So, I tried to for inspiration and tips by other artists, but no go. But one artist struggled as well, so what they did was do a few studies to get the hang of things. I thought this was a great idea. The masters of yore always did studies before they painted their marvelous works, because it really helps you get your lighting, shading and composition down. Mine is a little rusty after working on solely medical illustrations, and I haven't painted landscapes in a very long time so it's good to de-rust myself.
This is an autumnal scene study that I whipped up from studying a photo (the photo I used as reference). It was a challenge at first.
The first step, as in any piece of art I do, was paint the sky and clouds. No big deal, this took less than 10 minutes. Next, I laid down the foundations for the grass. I made it a light yellow, which wasn't a good idea because on closer inspection the ground is littered with fall leaves ( a dark ruddy colour), so I got rid of the yellow base, and made it dark red/brown.
How was I going to make the fall leaves? I don't have a brush to do it easily in paint tool SAI, and I don't feel like making one in photoshop (I'm a lazy, impatient artist most of the time). Easiest way it to just use the solid ink brush and dot it around. I like dotting, it looks unique and it's easy but tedious (amazingly, I'd rather dot than spend 10 minutes making a reasonable PS brush to solve my problem). Besides, I have more control over the speckle composition rather than using a special brush.
Unfortunately I'm an artist who can't seem to focus on one part of the painting at a time, so while I was working on the grass, I went to make that big tree. Trees come easily to me, probably because the quicker you make their shape the more natural they look. So... as I said, I'm impatient and I like to see results right away. Trees give me that. But while the trunk is fun to draw, the foliage is a little less fun.

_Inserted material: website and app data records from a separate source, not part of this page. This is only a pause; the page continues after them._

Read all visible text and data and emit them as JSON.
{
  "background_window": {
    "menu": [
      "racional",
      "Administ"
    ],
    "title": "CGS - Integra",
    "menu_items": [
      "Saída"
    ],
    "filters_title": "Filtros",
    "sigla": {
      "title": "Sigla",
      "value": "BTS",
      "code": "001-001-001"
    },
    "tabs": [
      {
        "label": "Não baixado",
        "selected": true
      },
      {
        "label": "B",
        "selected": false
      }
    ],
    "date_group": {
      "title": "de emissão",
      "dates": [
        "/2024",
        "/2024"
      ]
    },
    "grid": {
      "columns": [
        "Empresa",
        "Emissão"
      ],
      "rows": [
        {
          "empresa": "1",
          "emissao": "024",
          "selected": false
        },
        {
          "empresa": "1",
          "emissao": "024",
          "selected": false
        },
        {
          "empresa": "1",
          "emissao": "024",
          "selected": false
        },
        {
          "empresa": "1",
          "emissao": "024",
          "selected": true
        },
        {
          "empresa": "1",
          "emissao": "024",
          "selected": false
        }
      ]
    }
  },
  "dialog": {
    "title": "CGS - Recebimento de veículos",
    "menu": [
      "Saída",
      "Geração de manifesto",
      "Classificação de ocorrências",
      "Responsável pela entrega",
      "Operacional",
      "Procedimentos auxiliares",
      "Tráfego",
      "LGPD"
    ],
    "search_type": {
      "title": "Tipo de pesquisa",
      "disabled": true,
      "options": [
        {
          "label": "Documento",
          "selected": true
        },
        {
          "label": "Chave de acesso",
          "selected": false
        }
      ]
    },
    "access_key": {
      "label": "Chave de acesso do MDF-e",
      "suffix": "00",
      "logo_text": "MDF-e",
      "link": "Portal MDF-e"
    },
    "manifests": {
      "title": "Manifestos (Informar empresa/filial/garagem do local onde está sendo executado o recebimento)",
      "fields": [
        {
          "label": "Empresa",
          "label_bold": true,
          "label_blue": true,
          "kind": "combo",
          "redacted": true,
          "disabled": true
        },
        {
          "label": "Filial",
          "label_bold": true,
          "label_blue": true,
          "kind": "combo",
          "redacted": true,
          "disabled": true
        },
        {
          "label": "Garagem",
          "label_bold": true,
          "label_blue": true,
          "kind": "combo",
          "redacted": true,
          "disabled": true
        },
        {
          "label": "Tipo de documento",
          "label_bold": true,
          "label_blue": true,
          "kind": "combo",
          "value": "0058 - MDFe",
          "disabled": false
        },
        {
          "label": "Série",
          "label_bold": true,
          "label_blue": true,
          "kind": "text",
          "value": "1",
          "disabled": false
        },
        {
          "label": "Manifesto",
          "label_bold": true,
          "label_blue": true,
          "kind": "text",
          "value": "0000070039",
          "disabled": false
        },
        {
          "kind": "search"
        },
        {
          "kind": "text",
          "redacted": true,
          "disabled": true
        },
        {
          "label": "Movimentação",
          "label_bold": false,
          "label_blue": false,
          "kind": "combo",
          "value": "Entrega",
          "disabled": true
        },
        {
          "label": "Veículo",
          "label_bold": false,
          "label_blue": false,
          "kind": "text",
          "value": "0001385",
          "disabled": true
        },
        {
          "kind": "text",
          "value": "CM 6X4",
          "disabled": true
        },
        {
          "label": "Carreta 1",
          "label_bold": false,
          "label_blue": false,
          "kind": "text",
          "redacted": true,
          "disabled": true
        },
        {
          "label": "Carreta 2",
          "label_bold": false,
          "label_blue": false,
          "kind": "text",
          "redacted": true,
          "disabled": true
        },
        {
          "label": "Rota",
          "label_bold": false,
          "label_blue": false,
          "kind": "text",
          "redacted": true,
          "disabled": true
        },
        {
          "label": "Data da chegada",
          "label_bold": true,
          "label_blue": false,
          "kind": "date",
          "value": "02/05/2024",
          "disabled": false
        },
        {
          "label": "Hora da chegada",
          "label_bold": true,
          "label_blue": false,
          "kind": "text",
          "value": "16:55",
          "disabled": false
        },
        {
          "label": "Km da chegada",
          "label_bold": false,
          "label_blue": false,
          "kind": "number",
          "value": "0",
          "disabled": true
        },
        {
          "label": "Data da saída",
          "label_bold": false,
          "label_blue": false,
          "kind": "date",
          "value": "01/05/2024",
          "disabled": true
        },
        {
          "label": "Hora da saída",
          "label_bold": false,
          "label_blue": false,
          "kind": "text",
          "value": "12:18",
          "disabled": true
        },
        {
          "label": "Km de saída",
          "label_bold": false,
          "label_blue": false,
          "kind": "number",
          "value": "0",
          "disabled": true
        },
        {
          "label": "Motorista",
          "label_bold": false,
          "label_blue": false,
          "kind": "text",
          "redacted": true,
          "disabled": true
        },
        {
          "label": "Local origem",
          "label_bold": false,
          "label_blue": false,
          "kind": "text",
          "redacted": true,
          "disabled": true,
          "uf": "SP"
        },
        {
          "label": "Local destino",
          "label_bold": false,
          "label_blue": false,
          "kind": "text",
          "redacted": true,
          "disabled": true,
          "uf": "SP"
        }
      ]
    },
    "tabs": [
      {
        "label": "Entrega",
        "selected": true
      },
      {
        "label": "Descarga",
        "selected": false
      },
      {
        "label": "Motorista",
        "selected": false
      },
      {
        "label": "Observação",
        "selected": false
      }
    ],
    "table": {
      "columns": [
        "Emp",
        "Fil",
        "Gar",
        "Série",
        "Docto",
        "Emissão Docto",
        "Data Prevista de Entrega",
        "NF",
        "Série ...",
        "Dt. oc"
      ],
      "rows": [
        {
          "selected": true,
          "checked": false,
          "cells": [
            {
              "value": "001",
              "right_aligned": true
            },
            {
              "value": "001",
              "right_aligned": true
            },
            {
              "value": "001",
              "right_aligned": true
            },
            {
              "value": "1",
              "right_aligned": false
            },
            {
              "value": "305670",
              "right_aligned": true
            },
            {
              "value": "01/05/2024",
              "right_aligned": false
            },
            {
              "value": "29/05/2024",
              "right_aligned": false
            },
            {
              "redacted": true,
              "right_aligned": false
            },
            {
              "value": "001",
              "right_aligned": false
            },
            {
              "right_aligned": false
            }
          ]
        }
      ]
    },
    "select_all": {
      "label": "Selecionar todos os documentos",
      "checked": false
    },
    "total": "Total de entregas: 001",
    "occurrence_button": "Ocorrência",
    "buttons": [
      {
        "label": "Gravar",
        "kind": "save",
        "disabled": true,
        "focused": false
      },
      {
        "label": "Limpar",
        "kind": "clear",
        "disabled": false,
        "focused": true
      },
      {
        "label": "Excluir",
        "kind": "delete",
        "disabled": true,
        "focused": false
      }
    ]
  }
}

To make it look a little gappy, I figured out to use the eraser tool set to the same brush as I set for painting the foliage. Looks good. I also used the ink pen to create separate leaves here and there, and to high light parts of the foliage on the main tree. You really have to go fast with these dots to make them look natural and a little swept up.
Next up were the trees in the background. Well those don't have to look perfect.
Here's a segment of the picture zoomed in 100%. Pretty messy. That's why you never look at art up close, unless you want to learn how the artist did it!